TOKYO, Jan 9 (Reuters) - Asian shares got off to a weak start on Thursday after a lacklustre performance on Wall Street overnight and ahead of Chinese inflation data, while the dollar stood tall against a basket of currencies.
All eyes will now be on Friday’s nonfarm payroll report, which will further indicate how the U.S. economy is faring - and therefore how fast the Federal Reserve will scale back stimulus.
Economists polled by Reuters have forecast 196,000 jobs were added to the U.S. economy in December.
The greenback gained overnight after payrolls processor ADP said U.S. private employers added a bigger-than-expected 238,000 jobs in December, the strongest increase in 13 months, but showed muted reaction to minutes of Federal Reserve’s December meeting.
The Dec. 17-18 meeting minutes showed Fed policymakers were keen to steer a delicate path and to make it clear that future decisions were not set in stone, as they began reducing its monthly bond purchases to $75 billion from $85 billion this month.
“While the committee was clearly attentive to the impact of taper on financial conditions, there was also concern expressed about compressed risk premiums if quantitative easing were to continue for too long,” analysts at BNP Paribas wrote in a note.
“Our economists think the FOMC is on track to continue tapering in measured steps on course for ending asset purchases by the end of this year,” they said. “Against this backdrop, we remain constructive on the USD.”
The Fed’s massive stimulus has been a major driver for risk assets over the past few years.

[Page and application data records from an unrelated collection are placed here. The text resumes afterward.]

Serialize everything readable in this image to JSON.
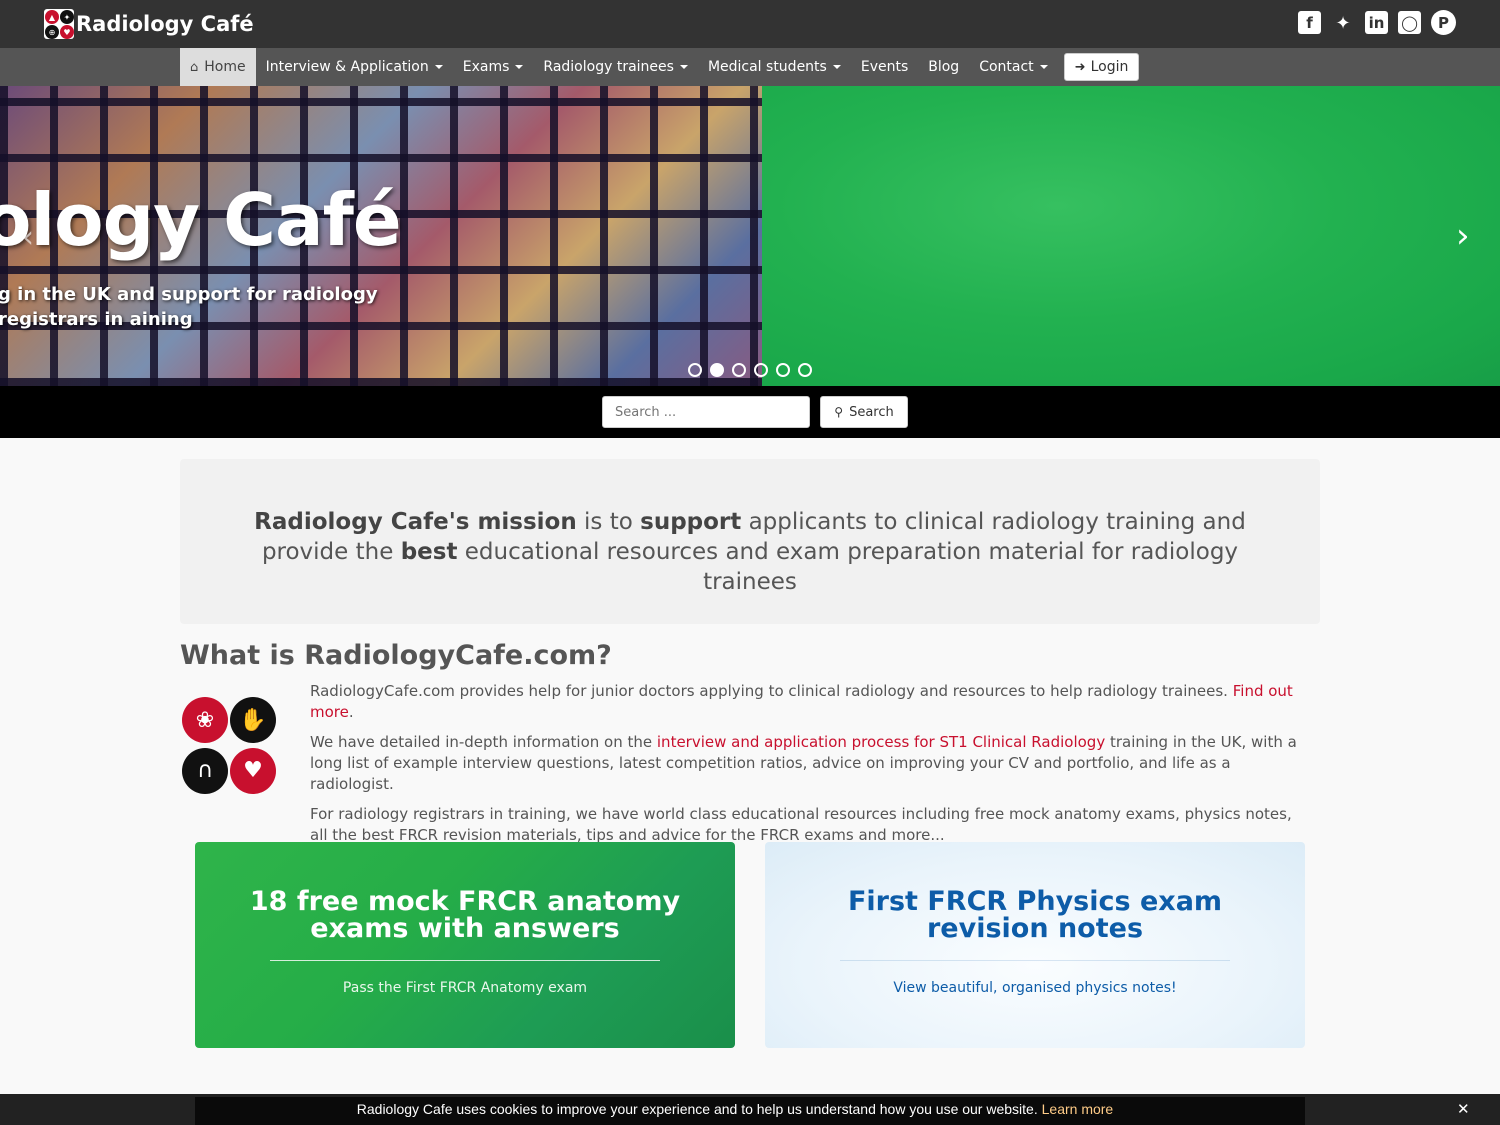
{
  "header": {
    "brand_name": "Radiology Café",
    "social_icons": [
      "facebook-icon",
      "twitter-icon",
      "linkedin-icon",
      "instagram-icon",
      "pinterest-icon"
    ]
  },
  "nav": {
    "items": [
      {
        "label": "Home",
        "active": true,
        "dropdown": false
      },
      {
        "label": "Interview & Application",
        "dropdown": true
      },
      {
        "label": "Exams",
        "dropdown": true
      },
      {
        "label": "Radiology trainees",
        "dropdown": true
      },
      {
        "label": "Medical students",
        "dropdown": true
      },
      {
        "label": "Events",
        "dropdown": false
      },
      {
        "label": "Blog",
        "dropdown": false
      },
      {
        "label": "Contact",
        "dropdown": true
      }
    ],
    "login_label": "Login"
  },
  "hero": {
    "title": "ology Café",
    "subtitle": "g in the UK and support for radiology registrars in aining",
    "active_slide": 2,
    "slide_count": 6
  },
  "search": {
    "placeholder": "Search ...",
    "button_label": "Search"
  },
  "mission": {
    "p1": "Radiology Cafe's mission",
    "p2": " is to ",
    "p3": "support",
    "p4": " applicants to clinical radiology training and provide the ",
    "p5": "best",
    "p6": " educational resources and exam preparation material for radiology trainees"
  },
  "what": {
    "title": "What is RadiologyCafe.com?",
    "para1": "RadiologyCafe.com provides help for junior doctors applying to clinical radiology and resources to help radiology trainees. ",
    "para1_link": "Find out more",
    "para1_end": ".",
    "para2_start": "We have detailed in-depth information on the ",
    "para2_link": "interview and application process for ST1 Clinical Radiology",
    "para2_end": " training in the UK, with a long list of example interview questions, latest competition ratios, advice on improving your CV and portfolio, and life as a radiologist.",
    "para3": "For radiology registrars in training, we have world class educational resources including free mock anatomy exams, physics notes, all the best FRCR revision materials, tips and advice for the FRCR exams and more..."
  },
  "cards": [
    {
      "title": "18 free mock FRCR anatomy exams with answers",
      "subtitle": "Pass the First FRCR Anatomy exam"
    },
    {
      "title": "First FRCR Physics exam revision notes",
      "subtitle": "View beautiful, organised physics notes!"
    }
  ],
  "cookie": {
    "text": "Radiology Cafe uses cookies to improve your experience and to help us understand how you use our website. ",
    "link": "Learn more",
    "close": "✕"
  },
  "colors": {
    "brand_red": "#c8102e",
    "topbar": "#333333",
    "navbar": "#555555",
    "card_green": "#25ad48",
    "card_blue_text": "#0d5ca8"
  }
}
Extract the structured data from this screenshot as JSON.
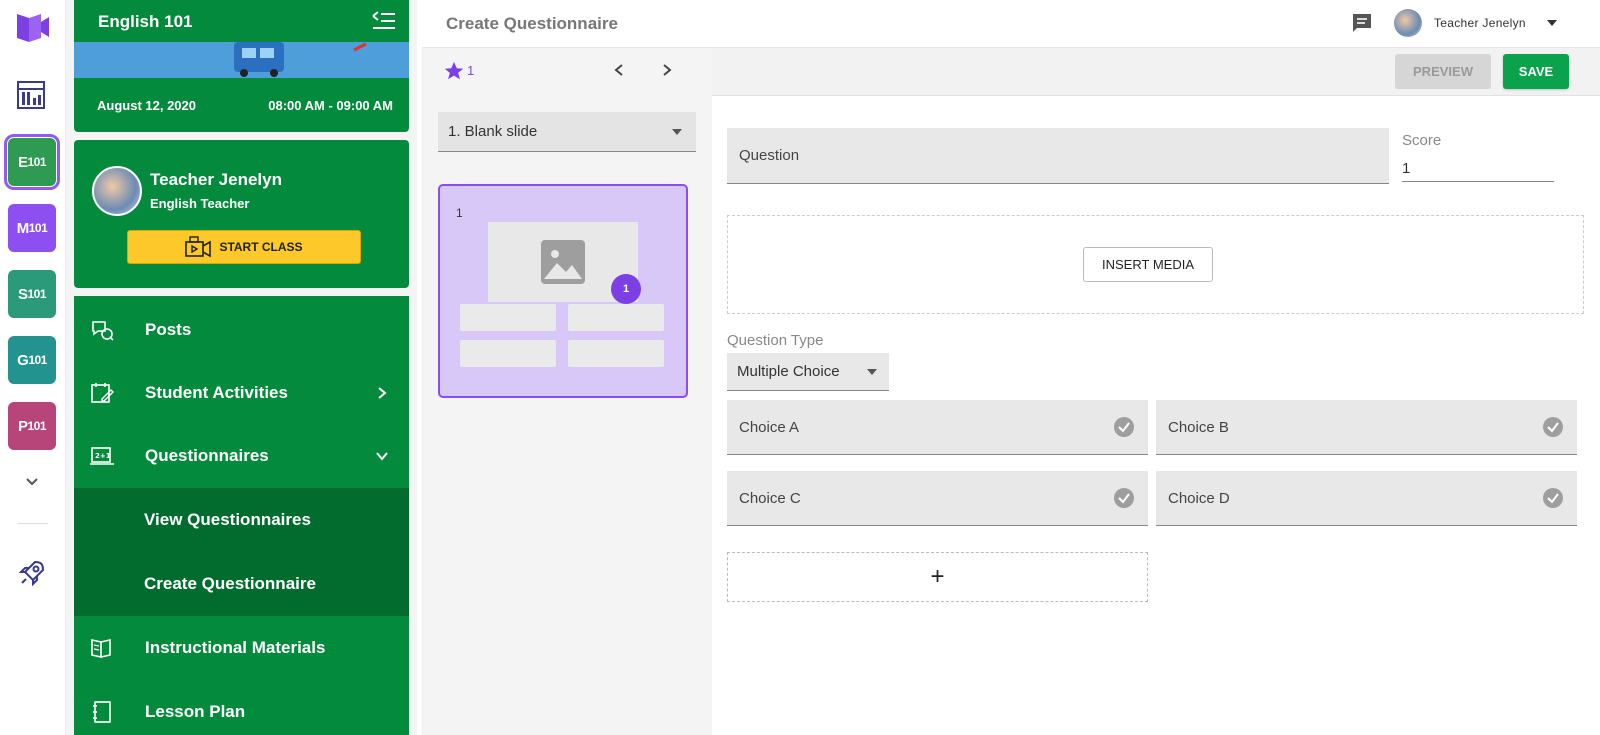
{
  "rail": {
    "courses": [
      {
        "prefix": "E",
        "suffix": "101",
        "color": "#2e9a52"
      },
      {
        "prefix": "M",
        "suffix": "101",
        "color": "#8e4ff0"
      },
      {
        "prefix": "S",
        "suffix": "101",
        "color": "#2a9a7a"
      },
      {
        "prefix": "G",
        "suffix": "101",
        "color": "#23938f"
      },
      {
        "prefix": "P",
        "suffix": "101",
        "color": "#b8457a"
      }
    ]
  },
  "sidebar": {
    "course_title": "English 101",
    "date": "August 12, 2020",
    "time": "08:00 AM - 09:00 AM",
    "teacher_name": "Teacher Jenelyn",
    "teacher_role": "English Teacher",
    "start_class_label": "START CLASS",
    "nav": [
      {
        "label": "Posts"
      },
      {
        "label": "Student Activities"
      },
      {
        "label": "Questionnaires"
      },
      {
        "label": "View Questionnaires"
      },
      {
        "label": "Create Questionnaire"
      },
      {
        "label": "Instructional Materials"
      },
      {
        "label": "Lesson Plan"
      }
    ]
  },
  "header": {
    "page_title": "Create Questionnaire",
    "user_name": "Teacher Jenelyn"
  },
  "slides": {
    "star_count": "1",
    "selected_slide": "1. Blank slide",
    "thumb_number": "1",
    "thumb_badge": "1"
  },
  "editor": {
    "preview_label": "PREVIEW",
    "save_label": "SAVE",
    "question_placeholder": "Question",
    "score_label": "Score",
    "score_value": "1",
    "insert_media_label": "INSERT MEDIA",
    "question_type_label": "Question Type",
    "question_type_value": "Multiple Choice",
    "choices": [
      "Choice A",
      "Choice B",
      "Choice C",
      "Choice D"
    ],
    "add_choice_label": "+"
  },
  "colors": {
    "sidebar_green": "#038a3c",
    "sidebar_green_dark": "#016c2e",
    "accent_purple": "#7b3fe4",
    "save_green": "#0aa24a",
    "start_yellow": "#fcc82a"
  }
}
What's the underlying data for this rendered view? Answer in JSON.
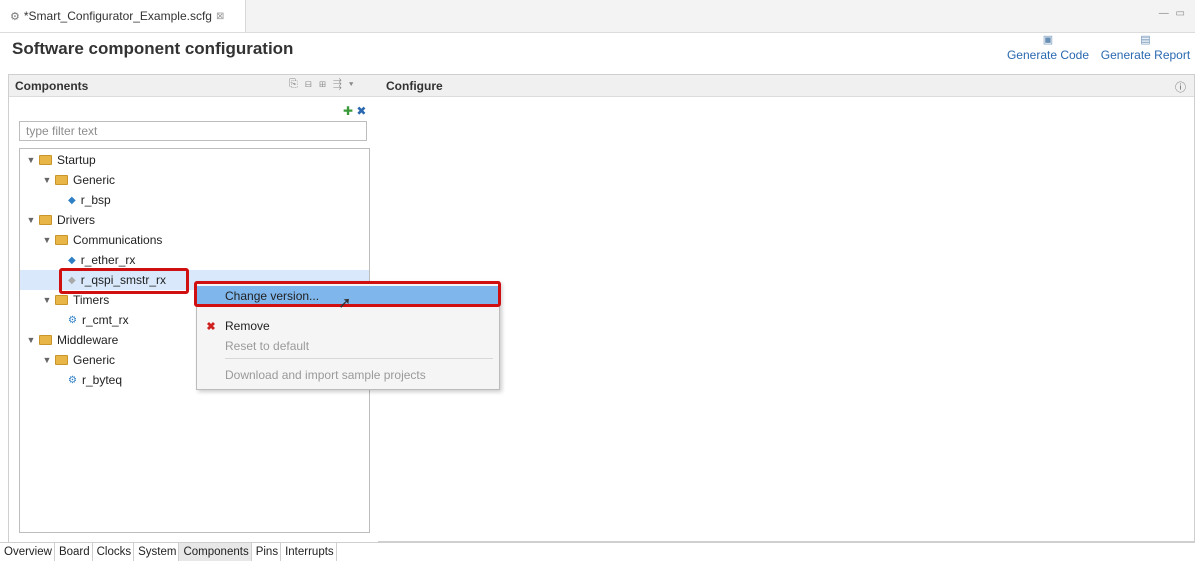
{
  "editor_tab": {
    "icon": "gear-icon",
    "title": "*Smart_Configurator_Example.scfg",
    "close": "⊠"
  },
  "header": {
    "title": "Software component configuration",
    "generate_code": "Generate Code",
    "generate_report": "Generate Report"
  },
  "components_panel": {
    "title": "Components",
    "filter_placeholder": "type filter text",
    "tree": [
      {
        "label": "Startup",
        "kind": "folder"
      },
      {
        "label": "Generic",
        "kind": "folder"
      },
      {
        "label": "r_bsp",
        "kind": "component"
      },
      {
        "label": "Drivers",
        "kind": "folder"
      },
      {
        "label": "Communications",
        "kind": "folder"
      },
      {
        "label": "r_ether_rx",
        "kind": "component"
      },
      {
        "label": "r_qspi_smstr_rx",
        "kind": "component",
        "selected": true
      },
      {
        "label": "Timers",
        "kind": "folder"
      },
      {
        "label": "r_cmt_rx",
        "kind": "component"
      },
      {
        "label": "Middleware",
        "kind": "folder"
      },
      {
        "label": "Generic",
        "kind": "folder"
      },
      {
        "label": "r_byteq",
        "kind": "component"
      }
    ]
  },
  "configure_panel": {
    "title": "Configure"
  },
  "context_menu": {
    "items": [
      {
        "label": "Change version...",
        "state": "highlighted"
      },
      {
        "label": "Remove",
        "icon": "red-x-icon"
      },
      {
        "label": "Reset to default",
        "state": "disabled"
      },
      {
        "label": "Download and import sample projects",
        "state": "disabled"
      }
    ]
  },
  "bottom_tabs": [
    "Overview",
    "Board",
    "Clocks",
    "System",
    "Components",
    "Pins",
    "Interrupts"
  ],
  "active_bottom_tab": "Components",
  "colors": {
    "highlight_box": "#d01010",
    "menu_active": "#7fb6ec",
    "link": "#2a69b0"
  }
}
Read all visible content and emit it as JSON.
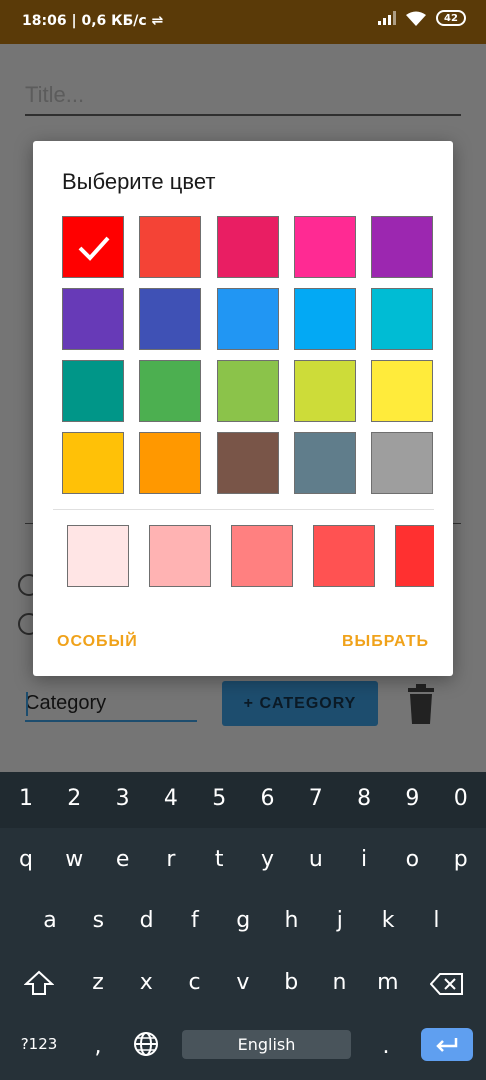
{
  "status_bar": {
    "time": "18:06",
    "network_speed": "0,6 КБ/с",
    "battery_level": "42"
  },
  "note_editor": {
    "title_placeholder": "Title...",
    "category_value": "Category",
    "add_category_label": "+ CATEGORY"
  },
  "color_dialog": {
    "title": "Выберите цвет",
    "selected_color": "#FF0000",
    "colors": [
      "#FF0000",
      "#F44336",
      "#E91E63",
      "#FF2A93",
      "#9C27B0",
      "#673AB7",
      "#3F51B5",
      "#2196F3",
      "#03A9F4",
      "#00BCD4",
      "#009688",
      "#4CAF50",
      "#8BC34A",
      "#CDDC39",
      "#FFEB3B",
      "#FFC107",
      "#FF9800",
      "#795548",
      "#607D8B",
      "#9E9E9E"
    ],
    "shades": [
      "#FFE5E5",
      "#FFB3B3",
      "#FF8080",
      "#FF5252",
      "#FF3030"
    ],
    "custom_button": "ОСОБЫЙ",
    "select_button": "ВЫБРАТЬ"
  },
  "keyboard": {
    "number_row": [
      "1",
      "2",
      "3",
      "4",
      "5",
      "6",
      "7",
      "8",
      "9",
      "0"
    ],
    "row1": [
      "q",
      "w",
      "e",
      "r",
      "t",
      "y",
      "u",
      "i",
      "o",
      "p"
    ],
    "row2": [
      "a",
      "s",
      "d",
      "f",
      "g",
      "h",
      "j",
      "k",
      "l"
    ],
    "row3": [
      "z",
      "x",
      "c",
      "v",
      "b",
      "n",
      "m"
    ],
    "symbols_key": "?123",
    "comma_key": ",",
    "space_label": "English",
    "period_key": "."
  }
}
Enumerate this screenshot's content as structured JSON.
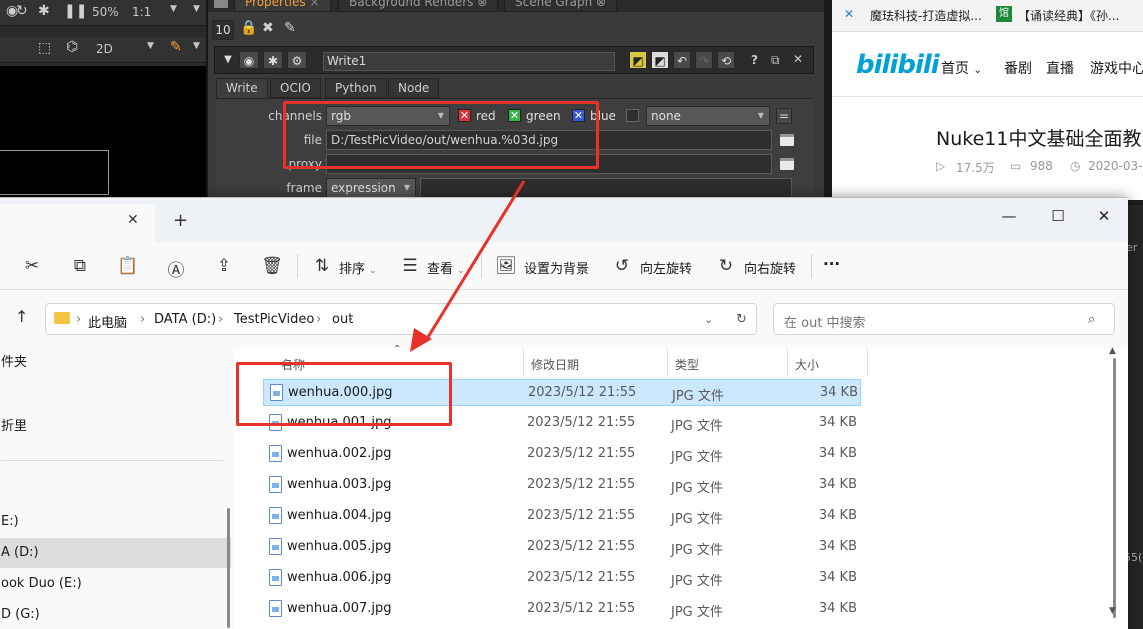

According to CME FedWatch, short-term U.S. interest rates futures implied traders now assign a 60 percent probability for the first Fed rate hike as early as April 2015.
The dollar was a tad softer at 104.82 yen, having gained 0.3 percent to 104.87 in the previous session.
Against the euro, it was steady at $1.3575, having risen as high as $1.3554 on Wednesday.
The greenback hit a seven-week high against a basket of major currencies.
Ahead of China’s inflation data, MSCI’s broadest index of Asia-Pacific shares outside Japan slipped 0.2 percent after snapping a five-day losing streak on Wednesday.
Despite the yen weakness, stock index futures pointed to a softer open for the Nikkei benchmark on Thursday. The index rebounded 1.9 percent in the previous session after losing nearly 3 percent in the first two trading days of 2014.
The other major event on Thursday was the European Central Bank policy meeting. Analysts doubt it will do more than flag its readiness to act when needed, despite another surprising fall in euro zone inflation.
Among commodities, gold was little changed at $1,225.60 per ounce, taking a pause after losing two-day in a row and touching a one-week low on Wednesday.
U.S. crude futures added 0.2 percent to $92.56 a barrel after tumbling 1.2 percent to a five-week low overnight after data showed a large build in stockpiles at the U.S. benchmark delivery point.